    The unique underlying design of a Web page and its contents,  including:

  • links
  • original text
  • graphics
  • audio
  • video
  • html, vrml, other unique markup language sequences
  • List of Web sites compiled by an individual or organization
  • and all other unique elements that make up the original nature of the material.
When creating a Web page, you CAN:
  • Link to other Web sites. [However, some individuals and organizations have specific requirements when you link to their Web material. Check a site carefully to find such restrictions. It is wise to ask permission. You need to cite source, as you are required to do in a research paper, when quoting or paraphrasing material from other sources. How much you quote is limited.]
  • Use free graphics on your Web page. If the graphics are not advertised as "free" they should not be copied without permission.
When creating a Web page, you CANNOT:
  • Put the contents of another person's or organizations web site on your Web page
  • Copy and paste information together from various Internet sources to create "your own" document. [You CAN quote or paraphrase limited amounts, if you give credit to the original source and the location of the source. This same principle applies to print sources, of course.]
  • Incorporate other people's electronic material, such as e-mail, in your own document, without permission.
  • Forward someone's e-mail to another recipient without permission
  • Change the context of or edit someone else's digital correspondence in a way which changes the meaning
  • Copy and paste others' lists of resources on your own web page
  • Copy and paste logos, icons, and other graphics from other web sites to your web page (unless it is clearly advertised as "freeware." Shareware is not free).  Some organizations are happy to let you use their logos, with permission - it is free advertising.  But they want to know who is using it.  They might not approve of all sites who want to use their logo.
Many aspects of the issue of copyright and the Internet are still not resolved.  This information, however, should serve as a useful guide to help you avoid violation of copyright rules and the pitfalls of unknowingly plagiarizing someone else's material. When in doubt, please consult the official copyright rules and guidelines.

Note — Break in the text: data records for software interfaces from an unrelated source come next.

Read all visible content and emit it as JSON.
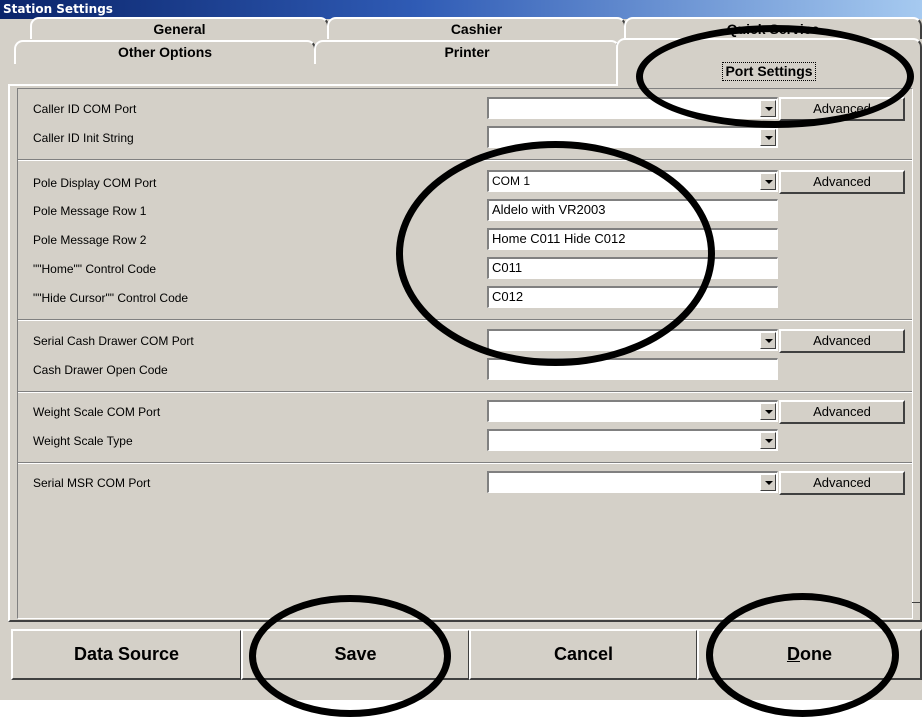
{
  "window": {
    "title": "Station Settings"
  },
  "tabs": {
    "row1": [
      "General",
      "Cashier",
      "Quick Service"
    ],
    "row2": [
      "Other Options",
      "Printer",
      "Port Settings"
    ],
    "active": "Port Settings"
  },
  "labels": {
    "caller_id_com_port": "Caller ID COM Port",
    "caller_id_init_string": "Caller ID Init String",
    "pole_display_com_port": "Pole Display COM Port",
    "pole_message_row_1": "Pole Message Row 1",
    "pole_message_row_2": "Pole Message Row 2",
    "home_control_code": "\"\"Home\"\" Control Code",
    "hide_cursor_control_code": "\"\"Hide Cursor\"\" Control Code",
    "serial_cash_drawer_com_port": "Serial Cash Drawer COM Port",
    "cash_drawer_open_code": "Cash Drawer Open Code",
    "weight_scale_com_port": "Weight Scale COM Port",
    "weight_scale_type": "Weight Scale Type",
    "serial_msr_com_port": "Serial MSR COM Port"
  },
  "values": {
    "caller_id_com_port": "",
    "caller_id_init_string": "",
    "pole_display_com_port": "COM 1",
    "pole_message_row_1": "Aldelo with VR2003",
    "pole_message_row_2": "Home C011 Hide C012",
    "home_control_code": "C011",
    "hide_cursor_control_code": "C012",
    "serial_cash_drawer_com_port": "",
    "cash_drawer_open_code": "",
    "weight_scale_com_port": "",
    "weight_scale_type": "",
    "serial_msr_com_port": ""
  },
  "advanced_label": "Advanced",
  "buttons": {
    "data_source": "Data Source",
    "save": "Save",
    "cancel": "Cancel",
    "done_mnemonic": "D",
    "done_rest": "one"
  }
}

For more resources on this subject, see Copyright Resources (http://mason.gmu.edu/~montecin/cpyrght.htm)
© Virginia Montecino 1996

Virginia Montecino | montecin@gmu.edu
Home  | Education and Technology Resources